About this exercise ::
In the material below, find each line with the string "data" and copy it.

Materials provided ::
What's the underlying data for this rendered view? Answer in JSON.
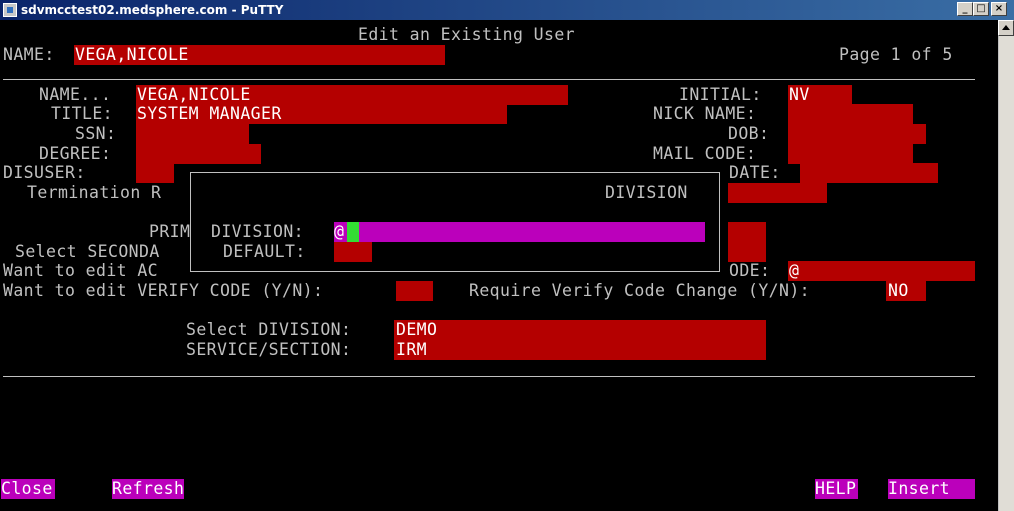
{
  "window": {
    "title": "sdvmcctest02.medsphere.com - PuTTY",
    "minimize": "_",
    "maximize": "□",
    "close": "×"
  },
  "header": {
    "screen_title": "Edit an Existing User",
    "name_label": "NAME:",
    "name_value": "VEGA,NICOLE",
    "page_indicator": "Page 1 of 5"
  },
  "form": {
    "name_label": "NAME...",
    "name_value": "VEGA,NICOLE",
    "initial_label": "INITIAL:",
    "initial_value": "NV",
    "title_label": "TITLE:",
    "title_value": "SYSTEM MANAGER",
    "nickname_label": "NICK NAME:",
    "ssn_label": "SSN:",
    "dob_label": "DOB:",
    "degree_label": "DEGREE:",
    "mailcode_label": "MAIL CODE:",
    "disuser_label": "DISUSER:",
    "date_fragment": "DATE:",
    "termination_fragment": "Termination R",
    "prim_fragment": "PRIM",
    "select_secondary_fragment": "Select SECONDA",
    "want_edit_ac_fragment": "Want to edit AC",
    "code_fragment": "ODE:",
    "code_value": "@",
    "verify_label": "Want to edit VERIFY CODE (Y/N):",
    "require_verify_label": "Require Verify Code Change (Y/N):",
    "require_verify_value": "NO",
    "select_division_label": "Select DIVISION:",
    "select_division_value": "DEMO",
    "service_label": "SERVICE/SECTION:",
    "service_value": "IRM"
  },
  "popup": {
    "title": "DIVISION",
    "division_label": "DIVISION:",
    "division_value": "@",
    "default_label": "DEFAULT:"
  },
  "footer": {
    "close": "Close",
    "refresh": "Refresh",
    "help": "HELP",
    "insert": "Insert"
  },
  "colors": {
    "field_bg": "#b40000",
    "highlight_bg": "#bb00bb",
    "cursor": "#33dd33",
    "text": "#c0c0c0"
  }
}
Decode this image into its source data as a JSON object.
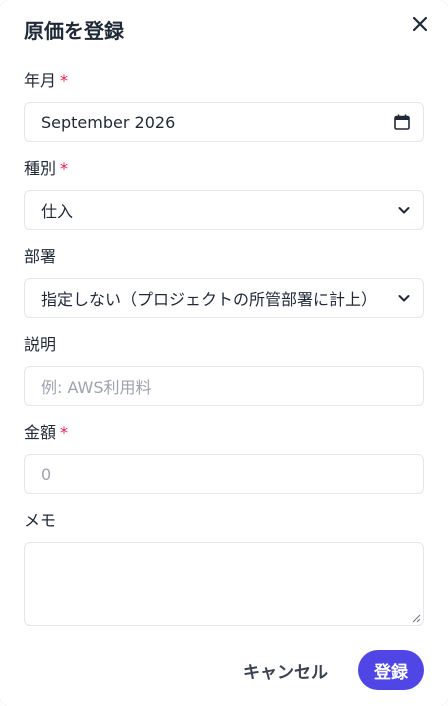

Answer for this exercise ::
What's the underlying data for this rendered view? Answer in JSON.
Decode this image into its source data as a JSON object.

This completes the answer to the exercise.